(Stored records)
►
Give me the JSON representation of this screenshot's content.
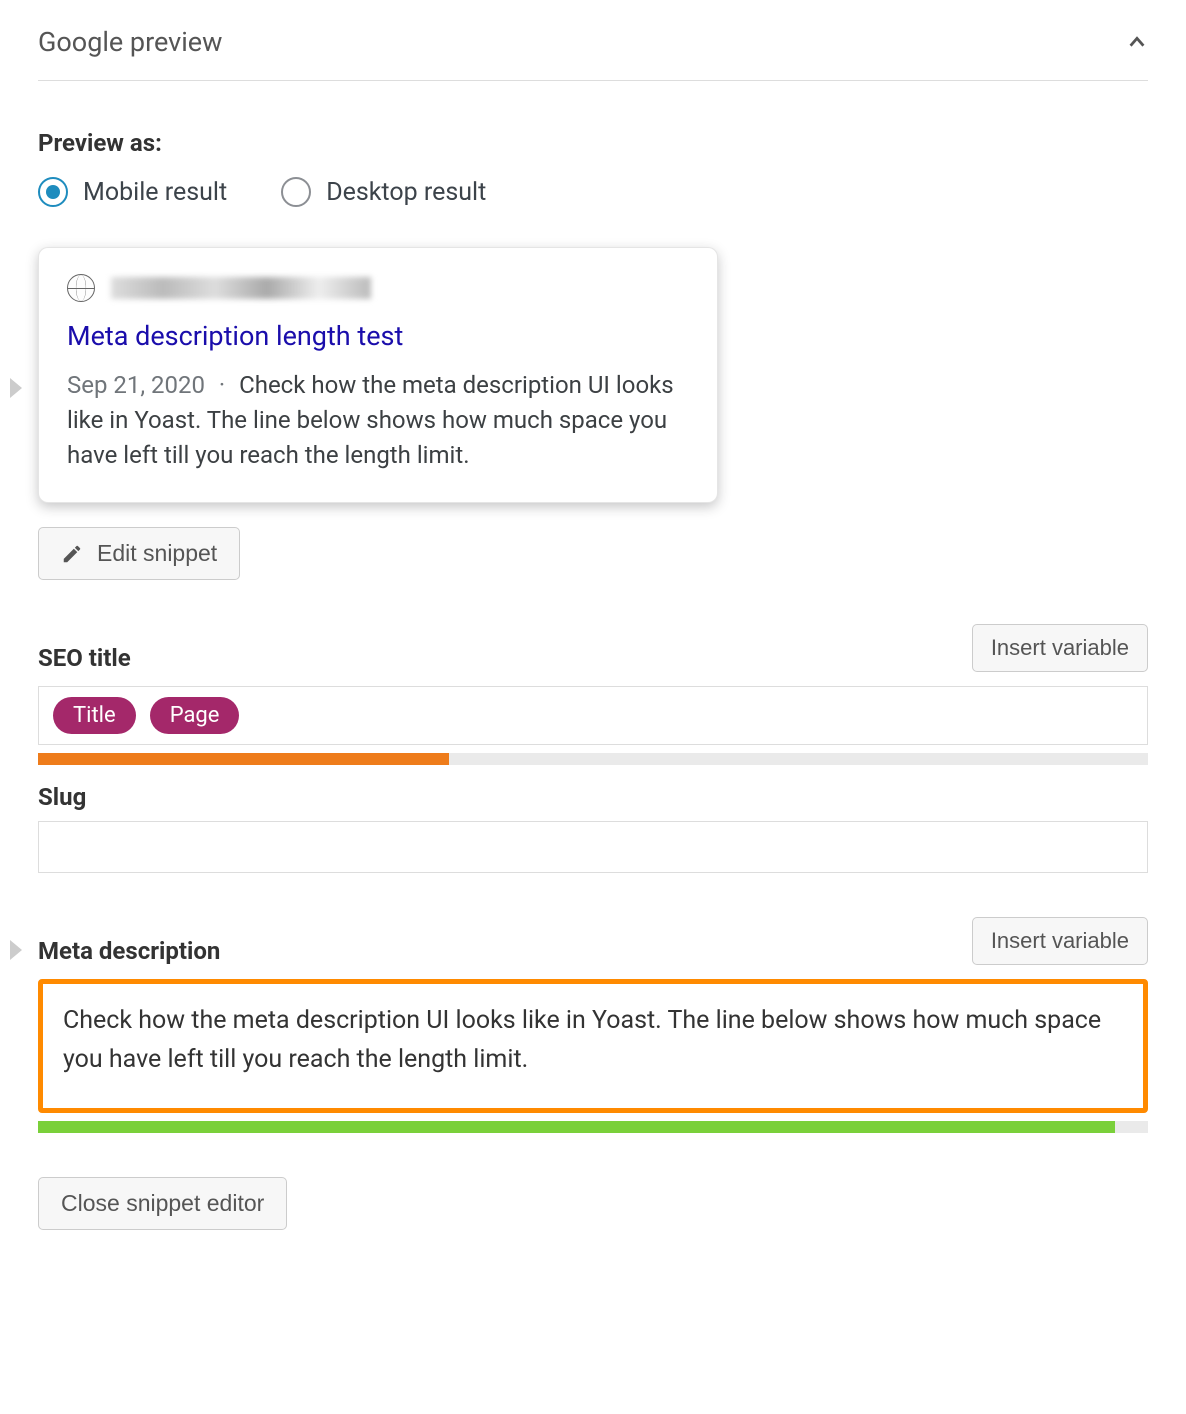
{
  "header": {
    "title": "Google preview"
  },
  "preview_as": {
    "label": "Preview as:",
    "options": {
      "mobile": "Mobile result",
      "desktop": "Desktop result"
    }
  },
  "snippet": {
    "title": "Meta description length test",
    "date": "Sep 21, 2020",
    "description": "Check how the meta description UI looks like in Yoast. The line below shows how much space you have left till you reach the length limit.",
    "edit_button": "Edit snippet"
  },
  "seo_title": {
    "label": "SEO title",
    "insert_variable": "Insert variable",
    "pills": {
      "title": "Title",
      "page": "Page"
    },
    "progress_percent": 37,
    "progress_color": "#ee7c1b"
  },
  "slug": {
    "label": "Slug",
    "value": ""
  },
  "meta_description": {
    "label": "Meta description",
    "insert_variable": "Insert variable",
    "value": "Check how the meta description UI looks like in Yoast. The line below shows how much space you have left till you reach the length limit.",
    "progress_percent": 97,
    "progress_color": "#7ad03a"
  },
  "close_button": "Close snippet editor"
}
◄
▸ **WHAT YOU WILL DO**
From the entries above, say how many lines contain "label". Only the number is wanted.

▸ **TASK RESULT**
4